** Provided records **
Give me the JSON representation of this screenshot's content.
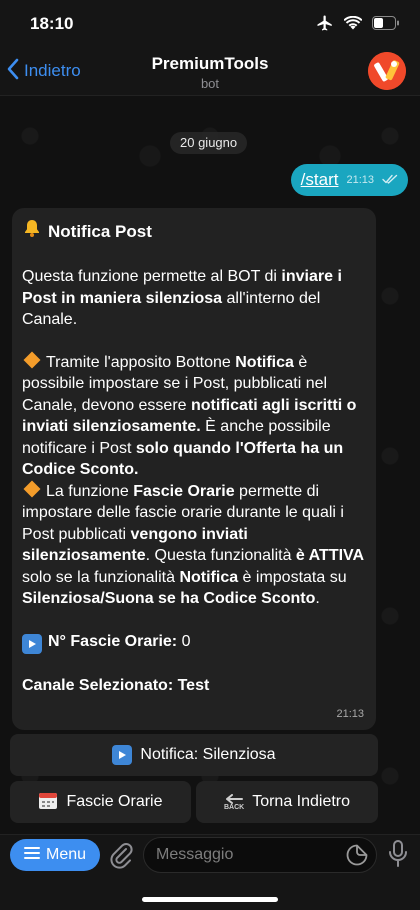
{
  "status_bar": {
    "time": "18:10"
  },
  "header": {
    "back_label": "Indietro",
    "title": "PremiumTools",
    "subtitle": "bot"
  },
  "chat": {
    "date_label": "20 giugno",
    "outgoing": {
      "text": "/start",
      "time": "21:13"
    },
    "incoming": {
      "title": "Notifica Post",
      "p1_a": "Questa funzione permette al BOT di ",
      "p1_b": "inviare i Post in maniera silenziosa",
      "p1_c": " all'interno del Canale.",
      "p2_a": "Tramite l'apposito Bottone ",
      "p2_b": "Notifica",
      "p2_c": " è possibile impostare se i Post, pubblicati nel Canale, devono essere ",
      "p2_d": "notificati agli iscritti o inviati silenziosamente.",
      "p2_e": " È anche possibile notificare i Post ",
      "p2_f": "solo quando l'Offerta ha un Codice Sconto.",
      "p3_a": "La funzione ",
      "p3_b": "Fascie Orarie",
      "p3_c": " permette di impostare delle fascie orarie durante le quali i Post pubblicati ",
      "p3_d": "vengono inviati silenziosamente",
      "p3_e": ". Questa funzionalità ",
      "p3_f": "è ATTIVA",
      "p3_g": " solo se la funzionalità ",
      "p3_h": "Notifica",
      "p3_i": " è impostata su ",
      "p3_j": "Silenziosa/Suona se ha Codice Sconto",
      "p3_k": ".",
      "count_label": "N° Fascie Orarie:",
      "count_value": " 0",
      "channel": "Canale Selezionato: Test",
      "time": "21:13"
    }
  },
  "keyboard": {
    "notify_label": "Notifica: Silenziosa",
    "slots_label": "Fascie Orarie",
    "back_label": "Torna Indietro",
    "back_icon_text": "BACK"
  },
  "input_bar": {
    "menu_label": "Menu",
    "placeholder": "Messaggio"
  },
  "colors": {
    "accent": "#3d8ef0",
    "outgoing_bubble": "#1aa6c0",
    "incoming_bubble": "#222222",
    "avatar": "#f0492a"
  }
}
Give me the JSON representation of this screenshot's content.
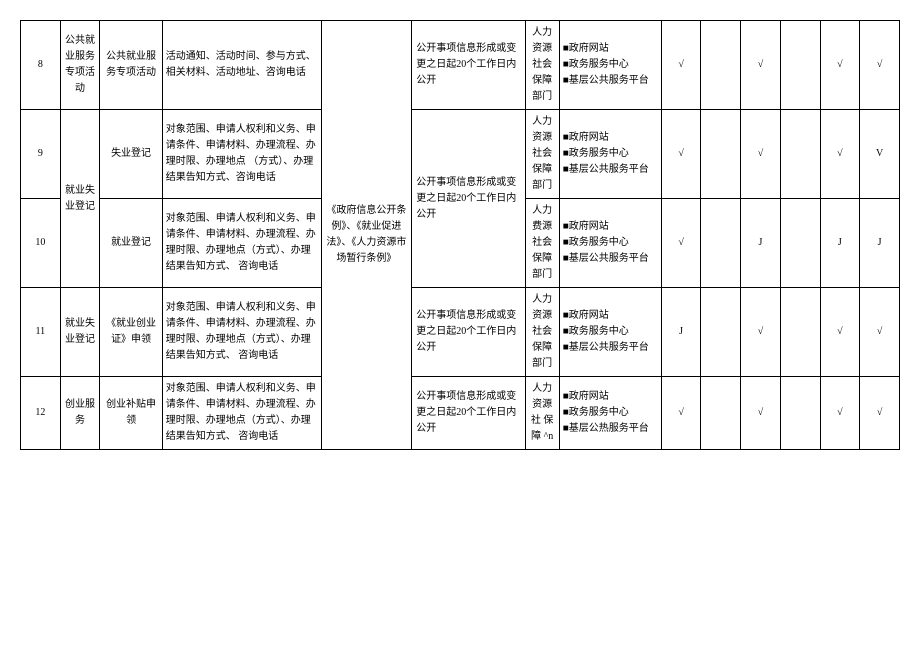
{
  "rows": [
    {
      "num": "8",
      "category": "公共就业服务专项活动",
      "subitem": "公共就业服务专项活动",
      "content": "活动通知、活动时间、参与方式、相关材料、活动地址、咨询电话",
      "time": "公开事项信息形成或变更之日起20个工作日内公开",
      "dept": "人力资源社会保障部门",
      "channels": [
        "■政府网站",
        "■政务服务中心",
        "■基层公共服务平台"
      ],
      "checks": [
        "√",
        "",
        "√",
        "",
        "√",
        "√"
      ]
    },
    {
      "num": "9",
      "category": "就业失业登记",
      "subitem": "失业登记",
      "content": "对象范围、申请人权利和义务、申请条件、申请材料、办理流程、办理时限、办理地点\n（方式）、办理结果告知方式、咨询电话",
      "time": "公开事项信息形成或变更之日起20个工作日内公开",
      "dept": "人力资源社会保障部门",
      "channels": [
        "■政府网站",
        "■政务服务中心",
        "■基层公共服务平台"
      ],
      "checks": [
        "√",
        "",
        "√",
        "",
        "√",
        "V"
      ]
    },
    {
      "num": "10",
      "category": "",
      "subitem": "就业登记",
      "content": "对象范围、申请人权利和义务、申请条件、申请材料、办理流程、办理时限、办理地点（方式）、办理结果告知方式、\n咨询电话",
      "time": "",
      "dept": "人力费源社会保障部门",
      "channels": [
        "■政府网站",
        "■政务服务中心",
        "■基层公共服务平台"
      ],
      "checks": [
        "√",
        "",
        "J",
        "",
        "J",
        "J"
      ]
    },
    {
      "num": "11",
      "category": "就业失业登记",
      "subitem": "《就业创业证》申领",
      "content": "对象范围、申请人权利和义务、申请条件、申请材料、办理流程、办理时限、办理地点（方式）、办理结果告知方式、\n咨询电话",
      "basis": "《政府信息公开条例》、《就业促进法》、《人力资源市场暂行条例》",
      "time": "公开事项信息形成或变更之日起20个工作日内公开",
      "dept": "人力资源社会保障部门",
      "channels": [
        "■政府网站",
        "■政务服务中心",
        "■基层公共服务平台"
      ],
      "checks": [
        "J",
        "",
        "√",
        "",
        "√",
        "√"
      ]
    },
    {
      "num": "12",
      "category": "创业服务",
      "subitem": "创业补贴申领",
      "content": "对象范围、申请人权利和义务、申请条件、申请材料、办理流程、办理时限、办理地点（方式）、办理结果告知方式、\n咨询电话",
      "time": "公开事项信息形成或变更之日起20个工作日内公开",
      "dept": "人力资源社 保 障\n^n",
      "channels": [
        "■政府网站",
        "■政务服务中心",
        "■基层公热服务平台"
      ],
      "checks": [
        "√",
        "",
        "√",
        "",
        "√",
        "√"
      ]
    }
  ]
}
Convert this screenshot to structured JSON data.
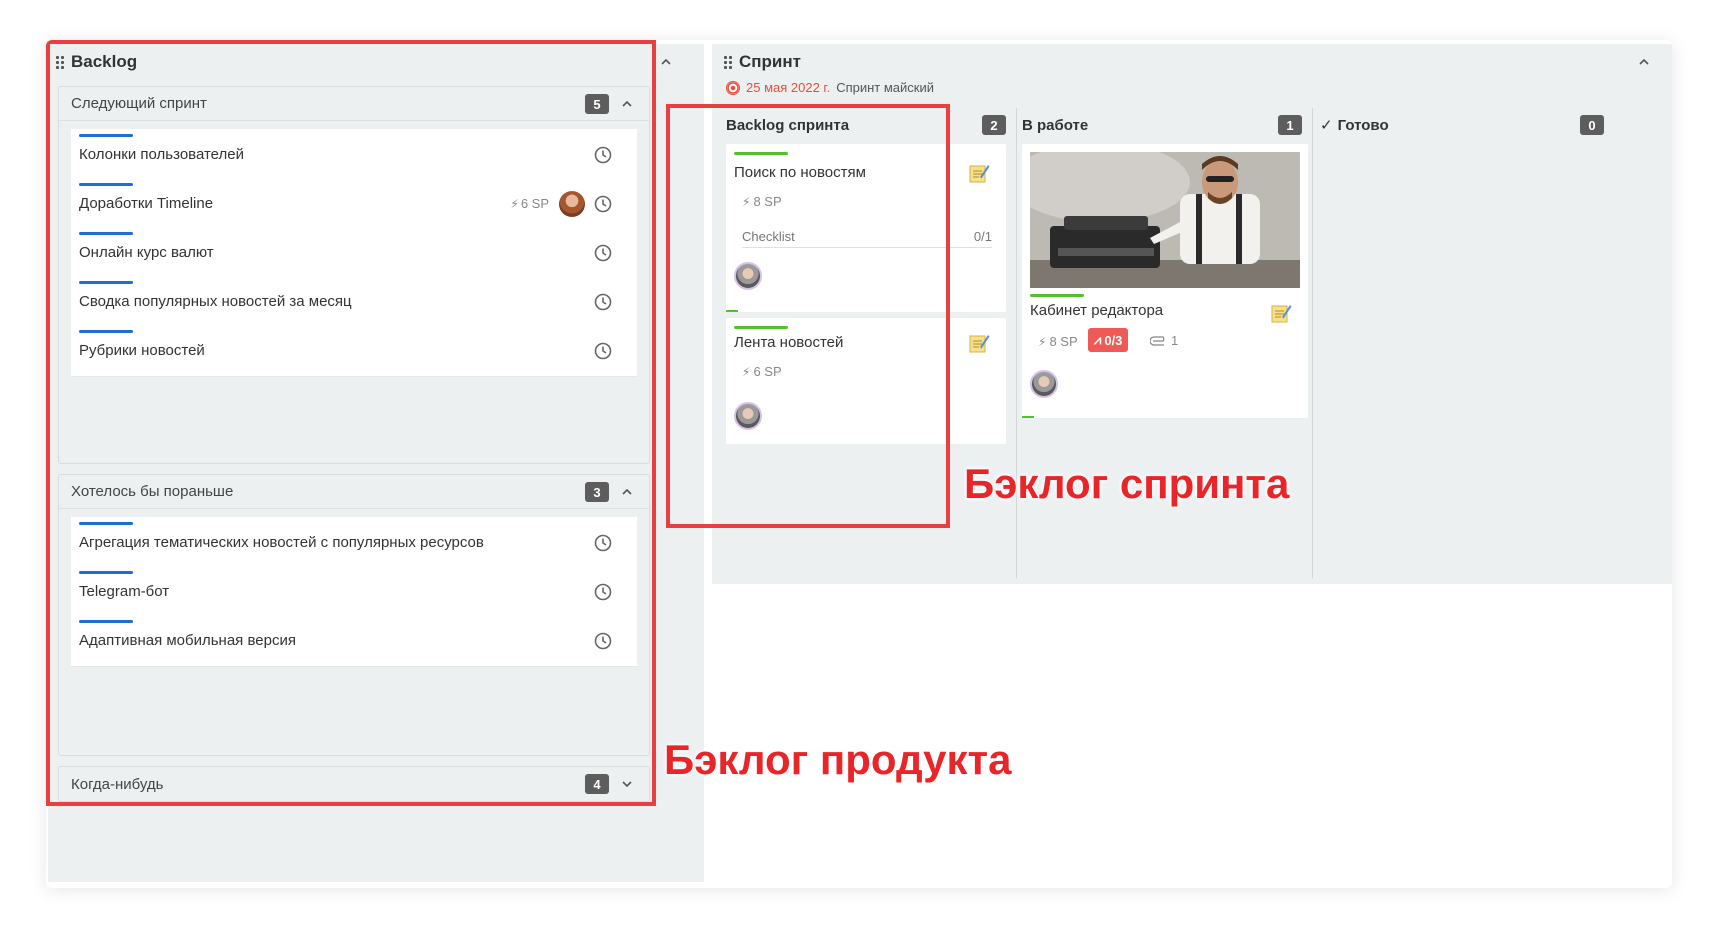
{
  "backlog": {
    "title": "Backlog",
    "groups": [
      {
        "title": "Следующий спринт",
        "count": "5",
        "tasks": [
          {
            "title": "Колонки пользователей"
          },
          {
            "title": "Доработки Timeline",
            "sp": "6 SP"
          },
          {
            "title": "Онлайн курс валют"
          },
          {
            "title": "Сводка популярных новостей за месяц"
          },
          {
            "title": "Рубрики новостей"
          }
        ]
      },
      {
        "title": "Хотелось бы пораньше",
        "count": "3",
        "tasks": [
          {
            "title": "Агрегация тематических новостей с популярных ресурсов"
          },
          {
            "title": "Telegram-бот"
          },
          {
            "title": "Адаптивная мобильная версия"
          }
        ]
      },
      {
        "title": "Когда-нибудь",
        "count": "4"
      }
    ]
  },
  "sprint": {
    "title": "Спринт",
    "date": "25 мая 2022 г.",
    "name": "Спринт майский",
    "columns": [
      {
        "title": "Backlog спринта",
        "count": "2",
        "cards": [
          {
            "title": "Поиск по новостям",
            "sp": "8 SP",
            "checklist_label": "Checklist",
            "checklist_value": "0/1"
          },
          {
            "title": "Лента новостей",
            "sp": "6 SP"
          }
        ]
      },
      {
        "title": "В работе",
        "count": "1",
        "cards": [
          {
            "title": "Кабинет редактора",
            "sp": "8 SP",
            "subtasks": "0/3",
            "attachments": "1"
          }
        ]
      },
      {
        "title": "Готово",
        "count": "0"
      }
    ]
  },
  "annotations": {
    "sprint_backlog": "Бэклог спринта",
    "product_backlog": "Бэклог продукта"
  },
  "colors": {
    "accent_blue": "#1e6fd0",
    "accent_green": "#55c02e",
    "accent_red": "#e84040",
    "panel_bg": "#ecf0f1"
  }
}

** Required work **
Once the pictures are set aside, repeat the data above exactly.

** Response area **
Give me the JSON representation of this screenshot's content.
{
  "status_bar": {
    "time": "18:10"
  },
  "header": {
    "back_label": "Indietro",
    "title": "PremiumTools",
    "subtitle": "bot"
  },
  "chat": {
    "date_label": "20 giugno",
    "outgoing": {
      "text": "/start",
      "time": "21:13"
    },
    "incoming": {
      "title": "Notifica Post",
      "p1_a": "Questa funzione permette al BOT di ",
      "p1_b": "inviare i Post in maniera silenziosa",
      "p1_c": " all'interno del Canale.",
      "p2_a": "Tramite l'apposito Bottone ",
      "p2_b": "Notifica",
      "p2_c": " è possibile impostare se i Post, pubblicati nel Canale, devono essere ",
      "p2_d": "notificati agli iscritti o inviati silenziosamente.",
      "p2_e": " È anche possibile notificare i Post ",
      "p2_f": "solo quando l'Offerta ha un Codice Sconto.",
      "p3_a": "La funzione ",
      "p3_b": "Fascie Orarie",
      "p3_c": " permette di impostare delle fascie orarie durante le quali i Post pubblicati ",
      "p3_d": "vengono inviati silenziosamente",
      "p3_e": ". Questa funzionalità ",
      "p3_f": "è ATTIVA",
      "p3_g": " solo se la funzionalità ",
      "p3_h": "Notifica",
      "p3_i": " è impostata su ",
      "p3_j": "Silenziosa/Suona se ha Codice Sconto",
      "p3_k": ".",
      "count_label": "N° Fascie Orarie:",
      "count_value": " 0",
      "channel": "Canale Selezionato: Test",
      "time": "21:13"
    }
  },
  "keyboard": {
    "notify_label": "Notifica: Silenziosa",
    "slots_label": "Fascie Orarie",
    "back_label": "Torna Indietro",
    "back_icon_text": "BACK"
  },
  "input_bar": {
    "menu_label": "Menu",
    "placeholder": "Messaggio"
  },
  "colors": {
    "accent": "#3d8ef0",
    "outgoing_bubble": "#1aa6c0",
    "incoming_bubble": "#222222",
    "avatar": "#f0492a"
  }
}
Give me the JSON representation of this screenshot's content.
{
  "rows": [
    {
      "num": "8",
      "category": "公共就业服务专项活动",
      "subitem": "公共就业服务专项活动",
      "content": "活动通知、活动时间、参与方式、相关材料、活动地址、咨询电话",
      "time": "公开事项信息形成或变更之日起20个工作日内公开",
      "dept": "人力资源社会保障部门",
      "channels": [
        "■政府网站",
        "■政务服务中心",
        "■基层公共服务平台"
      ],
      "checks": [
        "√",
        "",
        "√",
        "",
        "√",
        "√"
      ]
    },
    {
      "num": "9",
      "category": "就业失业登记",
      "subitem": "失业登记",
      "content": "对象范围、申请人权利和义务、申请条件、申请材料、办理流程、办理时限、办理地点\n（方式）、办理结果告知方式、咨询电话",
      "time": "公开事项信息形成或变更之日起20个工作日内公开",
      "dept": "人力资源社会保障部门",
      "channels": [
        "■政府网站",
        "■政务服务中心",
        "■基层公共服务平台"
      ],
      "checks": [
        "√",
        "",
        "√",
        "",
        "√",
        "V"
      ]
    },
    {
      "num": "10",
      "category": "",
      "subitem": "就业登记",
      "content": "对象范围、申请人权利和义务、申请条件、申请材料、办理流程、办理时限、办理地点（方式）、办理结果告知方式、\n咨询电话",
      "time": "",
      "dept": "人力费源社会保障部门",
      "channels": [
        "■政府网站",
        "■政务服务中心",
        "■基层公共服务平台"
      ],
      "checks": [
        "√",
        "",
        "J",
        "",
        "J",
        "J"
      ]
    },
    {
      "num": "11",
      "category": "就业失业登记",
      "subitem": "《就业创业证》申领",
      "content": "对象范围、申请人权利和义务、申请条件、申请材料、办理流程、办理时限、办理地点（方式）、办理结果告知方式、\n咨询电话",
      "basis": "《政府信息公开条例》、《就业促进法》、《人力资源市场暂行条例》",
      "time": "公开事项信息形成或变更之日起20个工作日内公开",
      "dept": "人力资源社会保障部门",
      "channels": [
        "■政府网站",
        "■政务服务中心",
        "■基层公共服务平台"
      ],
      "checks": [
        "J",
        "",
        "√",
        "",
        "√",
        "√"
      ]
    },
    {
      "num": "12",
      "category": "创业服务",
      "subitem": "创业补贴申领",
      "content": "对象范围、申请人权利和义务、申请条件、申请材料、办理流程、办理时限、办理地点（方式）、办理结果告知方式、\n咨询电话",
      "time": "公开事项信息形成或变更之日起20个工作日内公开",
      "dept": "人力资源社 保 障\n^n",
      "channels": [
        "■政府网站",
        "■政务服务中心",
        "■基层公热服务平台"
      ],
      "checks": [
        "√",
        "",
        "√",
        "",
        "√",
        "√"
      ]
    }
  ]
}
Convert this screenshot to structured JSON data.
{
  "backlog": {
    "title": "Backlog",
    "groups": [
      {
        "title": "Следующий спринт",
        "count": "5",
        "tasks": [
          {
            "title": "Колонки пользователей"
          },
          {
            "title": "Доработки Timeline",
            "sp": "6 SP"
          },
          {
            "title": "Онлайн курс валют"
          },
          {
            "title": "Сводка популярных новостей за месяц"
          },
          {
            "title": "Рубрики новостей"
          }
        ]
      },
      {
        "title": "Хотелось бы пораньше",
        "count": "3",
        "tasks": [
          {
            "title": "Агрегация тематических новостей с популярных ресурсов"
          },
          {
            "title": "Telegram-бот"
          },
          {
            "title": "Адаптивная мобильная версия"
          }
        ]
      },
      {
        "title": "Когда-нибудь",
        "count": "4"
      }
    ]
  },
  "sprint": {
    "title": "Спринт",
    "date": "25 мая 2022 г.",
    "name": "Спринт майский",
    "columns": [
      {
        "title": "Backlog спринта",
        "count": "2",
        "cards": [
          {
            "title": "Поиск по новостям",
            "sp": "8 SP",
            "checklist_label": "Checklist",
            "checklist_value": "0/1"
          },
          {
            "title": "Лента новостей",
            "sp": "6 SP"
          }
        ]
      },
      {
        "title": "В работе",
        "count": "1",
        "cards": [
          {
            "title": "Кабинет редактора",
            "sp": "8 SP",
            "subtasks": "0/3",
            "attachments": "1"
          }
        ]
      },
      {
        "title": "Готово",
        "count": "0"
      }
    ]
  },
  "annotations": {
    "sprint_backlog": "Бэклог спринта",
    "product_backlog": "Бэклог продукта"
  },
  "colors": {
    "accent_blue": "#1e6fd0",
    "accent_green": "#55c02e",
    "accent_red": "#e84040",
    "panel_bg": "#ecf0f1"
  }
}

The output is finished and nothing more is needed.